Please rest assured, we will continue to take care of your legal needs in this challenging time, and your safety is our highest priority.

Please see our blog for more info on pandemic response.

Can I get charged with a DWI on a snowmobile?

| Oct 28, 2019 | Uncategorized

Snowmobiling is a popular recreational activity and method of transportation in the winter time, and there’s no better place for it than northern Minnesota. Whether you’re traversing the trails or circling the lake, it can be a great way to socialize and take advantage of the abundance of snow. But you should be careful if you plan on pairing alcohol with your snowmobiling adventures.

Under Minnesota law, it’s illegal to operate any vehicle under the influence of alcohol, and this includes snowmobiles.
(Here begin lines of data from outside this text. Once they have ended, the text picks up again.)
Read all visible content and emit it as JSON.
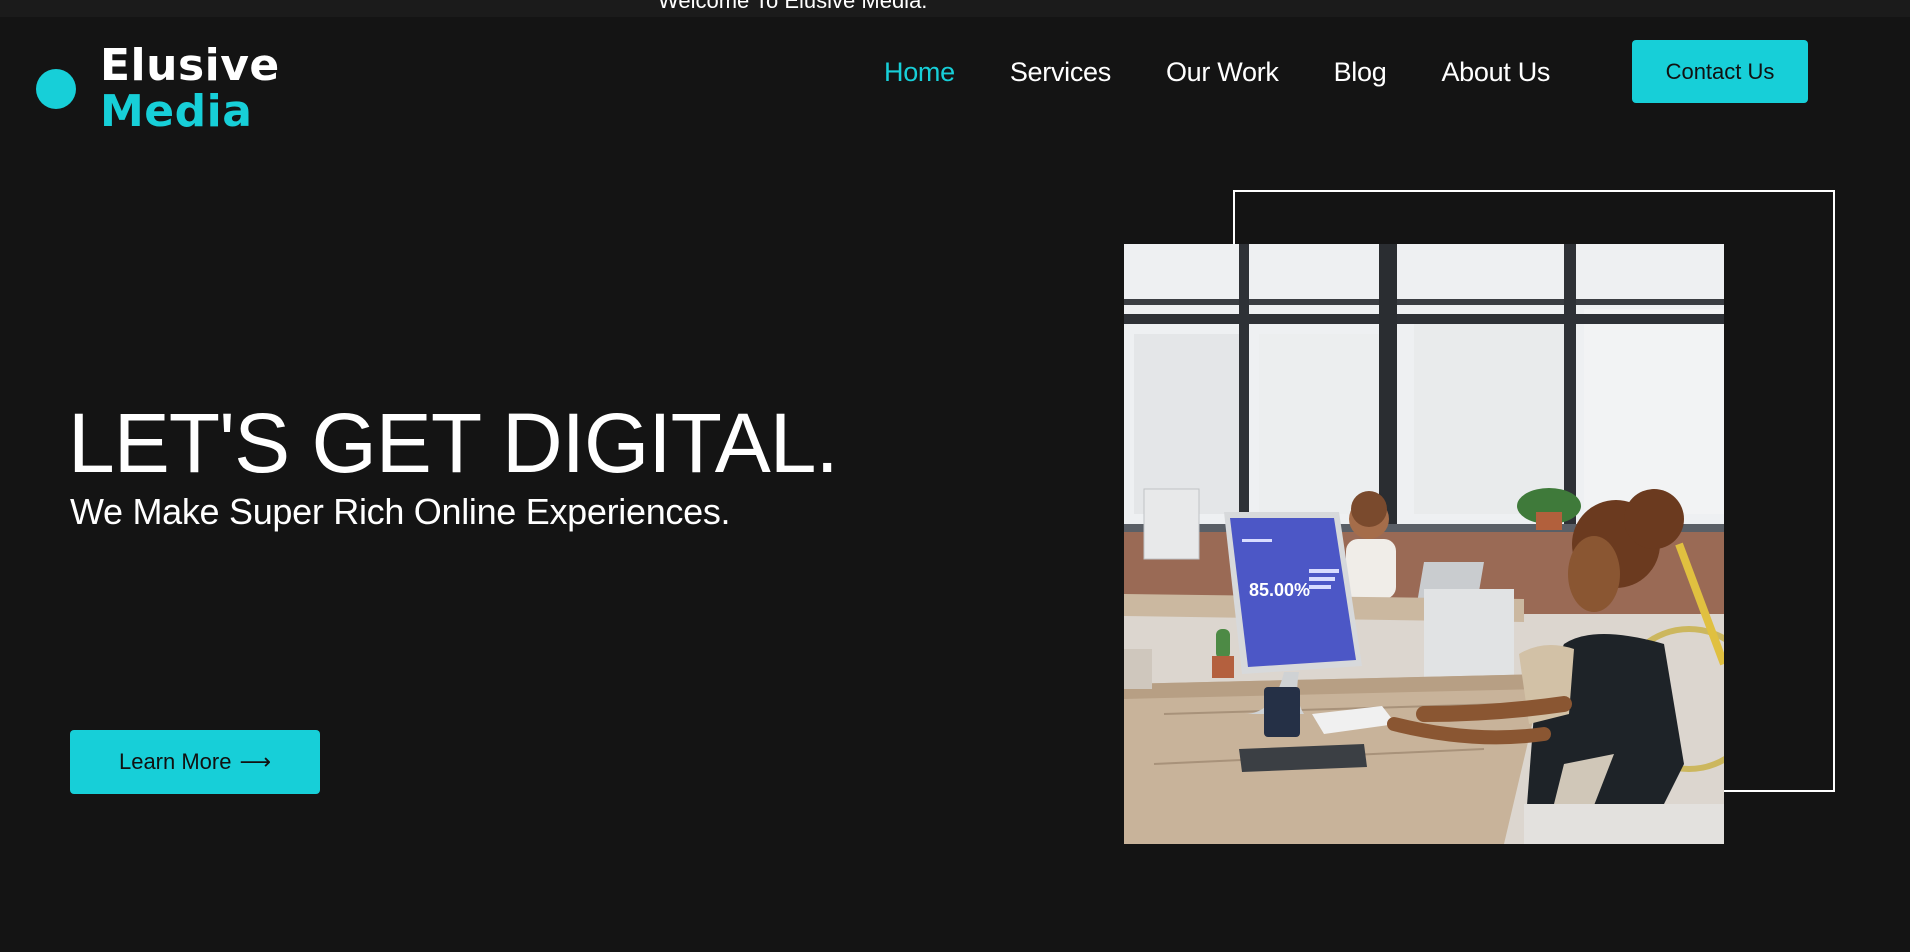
{
  "announcement": {
    "text": "Welcome To Elusive Media."
  },
  "logo": {
    "line1": "Elusive",
    "line2": "Media"
  },
  "nav": {
    "items": [
      {
        "label": "Home",
        "active": true
      },
      {
        "label": "Services",
        "active": false
      },
      {
        "label": "Our Work",
        "active": false
      },
      {
        "label": "Blog",
        "active": false
      },
      {
        "label": "About Us",
        "active": false
      }
    ],
    "contact_label": "Contact Us"
  },
  "hero": {
    "title": "LET'S GET DIGITAL.",
    "subtitle": "We Make Super Rich Online Experiences.",
    "cta_label": "Learn More",
    "cta_icon": "arrow-right-icon",
    "photo_screen_value": "85.00%"
  },
  "colors": {
    "background": "#141414",
    "accent": "#17cfd8",
    "text": "#ffffff"
  }
}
If your alcohol concentration (AC) level is .08 or higher, you are above the legal limit and can be arrested for driving while intoxicated.

Penalties of a DWI charge

Penalties for operating your snowmobile while intoxicated will vary depending on how high your AC is and how many past offenses you may have. Here are some consequences you can face if you receive a DWI on a snowmobile:

  • License revocation
  • Vehicle impoundment
  • Jail time
  • Costly fines
  • Interlock ignition programs

Receiving a DWI on your snowmobile won’t just affect your right to operate recreational vehicles. A DWI charge on a snowmobile or other off-road vehicle can affect your personal vehicle driving privileges as well.

Plan a safe outing

Operating a snowmobile while under the influence of alcohol can hinder your decision-making skills and slow your reaction time, making it dangerous for you and other snowmobilers. The safest way to avoid receiving a DWI is to avoid the alcohol altogether or save it for after your outing is over. If you can’t wait, assume the role of passenger rather than driver.

Getting charged with a DWI while on a snowmobile can ruin any future enjoyment of the remaining winter months. It can also be confusing and overwhelming. A criminal defense attorney may be able to answer your questions and fight for your case.